A hairdresser (Bruce La Bruce) stumbles on a skinhead (Klaus von Buecker) in a park. The skin obivously isn’t doing too well and the hairdresser has a thing for skinheads (their style and look, not their political stance), so it’s in both their interest when the hairdresser invites the skin home. But the question is whether there will become more of their relationship.
No Skin Off My Ass is a charming and frankly just extremely funny film. Pretty much all of it is very tongue in cheek, with a little provocation thrown into the mix. I enjoyed it a lot.
Of course there is something inherently transgressive in looking at Skinheads (homo-)sexually: skinheads chose their looks in reference and reverence to Nazis, who famously put homosexuals in concentration camps and killed them. The look is meant to inspire fear in homosexuals (and other minorities), it is not meant to give them an erection. By the hairdresser’s reading the skinhead look as (sexually attractive) fashion and not a political statement, said politics are completely dismantled, especially since the skinhead gives into the hairdresser’s desire and feels it, too. With that the film shows an excellent subversion tactic that leaves skinheads – should they happen to watch it – not really many defense strategies.
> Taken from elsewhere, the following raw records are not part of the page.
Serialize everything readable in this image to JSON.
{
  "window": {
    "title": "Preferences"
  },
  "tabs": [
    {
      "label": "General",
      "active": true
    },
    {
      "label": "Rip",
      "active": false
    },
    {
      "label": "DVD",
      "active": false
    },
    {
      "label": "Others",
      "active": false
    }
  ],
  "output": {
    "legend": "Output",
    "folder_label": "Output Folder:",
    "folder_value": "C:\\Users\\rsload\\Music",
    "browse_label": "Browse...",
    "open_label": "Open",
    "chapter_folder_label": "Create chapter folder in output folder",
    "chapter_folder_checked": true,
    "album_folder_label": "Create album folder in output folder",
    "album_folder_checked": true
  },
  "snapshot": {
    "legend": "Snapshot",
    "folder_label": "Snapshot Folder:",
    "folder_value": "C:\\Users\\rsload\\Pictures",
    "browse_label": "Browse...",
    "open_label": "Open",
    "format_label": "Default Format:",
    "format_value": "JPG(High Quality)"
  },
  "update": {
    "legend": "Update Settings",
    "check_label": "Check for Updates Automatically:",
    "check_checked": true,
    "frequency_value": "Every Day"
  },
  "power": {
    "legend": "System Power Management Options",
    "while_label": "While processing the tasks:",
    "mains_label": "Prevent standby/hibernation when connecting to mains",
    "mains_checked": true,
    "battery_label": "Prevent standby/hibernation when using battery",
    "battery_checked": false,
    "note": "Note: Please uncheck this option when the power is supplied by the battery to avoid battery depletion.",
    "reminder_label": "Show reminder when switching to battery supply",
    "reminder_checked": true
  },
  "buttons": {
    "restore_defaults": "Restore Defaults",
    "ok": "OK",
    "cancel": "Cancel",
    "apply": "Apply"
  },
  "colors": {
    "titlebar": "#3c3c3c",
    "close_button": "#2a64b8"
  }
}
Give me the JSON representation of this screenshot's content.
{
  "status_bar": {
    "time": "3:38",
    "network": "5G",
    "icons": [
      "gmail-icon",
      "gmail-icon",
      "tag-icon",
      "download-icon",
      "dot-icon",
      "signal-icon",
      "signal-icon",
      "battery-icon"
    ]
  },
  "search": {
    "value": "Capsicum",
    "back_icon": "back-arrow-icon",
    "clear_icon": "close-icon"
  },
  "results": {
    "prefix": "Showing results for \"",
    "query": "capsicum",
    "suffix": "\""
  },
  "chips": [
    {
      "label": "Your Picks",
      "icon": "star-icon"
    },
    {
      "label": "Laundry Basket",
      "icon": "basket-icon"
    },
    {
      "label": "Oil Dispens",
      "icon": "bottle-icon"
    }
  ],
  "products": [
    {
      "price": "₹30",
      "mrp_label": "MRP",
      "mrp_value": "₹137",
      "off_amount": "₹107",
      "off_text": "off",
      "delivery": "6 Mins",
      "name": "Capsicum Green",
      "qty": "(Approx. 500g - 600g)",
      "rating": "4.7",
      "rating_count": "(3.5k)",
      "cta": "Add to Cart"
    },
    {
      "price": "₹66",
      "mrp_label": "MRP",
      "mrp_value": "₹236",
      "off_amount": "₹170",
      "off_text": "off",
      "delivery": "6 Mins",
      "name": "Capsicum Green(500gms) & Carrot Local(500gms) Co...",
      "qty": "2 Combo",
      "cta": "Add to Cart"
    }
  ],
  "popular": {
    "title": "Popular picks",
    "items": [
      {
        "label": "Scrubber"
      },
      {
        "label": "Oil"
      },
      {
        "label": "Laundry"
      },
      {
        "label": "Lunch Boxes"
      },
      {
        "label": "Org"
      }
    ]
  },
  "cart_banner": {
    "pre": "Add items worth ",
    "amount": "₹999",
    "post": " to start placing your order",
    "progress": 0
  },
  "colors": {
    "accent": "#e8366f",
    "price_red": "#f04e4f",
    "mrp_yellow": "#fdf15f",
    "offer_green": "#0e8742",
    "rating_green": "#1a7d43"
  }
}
But for me, the subversion actually took a backseat to the wonderful sense of humor of the film that had me laughing out loud several times. Starting with the general set-up and ending with the hilarious sex scene at the end (and many, many other scenes in between) there were many delicious moments in it, though none as delicious as the montage of photos of Skinheads, with the camera panning over them in almost a slow caress, over and over, while “My Favorite Things” (yes, from Sound of Music) is playing. I had tears in my eyes from laughing so hard.
The music was generally really cool, even though personally I don’t really care for punk music. But it fit the general punk attitude of the film very well, that was frank, open, not too serious but not unpolitical and very much in your face.
It probably wouldn’t have hurt the film if it had a little more budget, especially for the technical stuff. But I thought that La Bruce’ decision to deal with the problem head-on, at least when it came to sounddesign, and just re-dub everything obviously out of sync with the images, managed to be charming rather than irritating. And I suspect that with more money, the film wouldn’t have been made in all its cheeky glory. And that would have been a shame.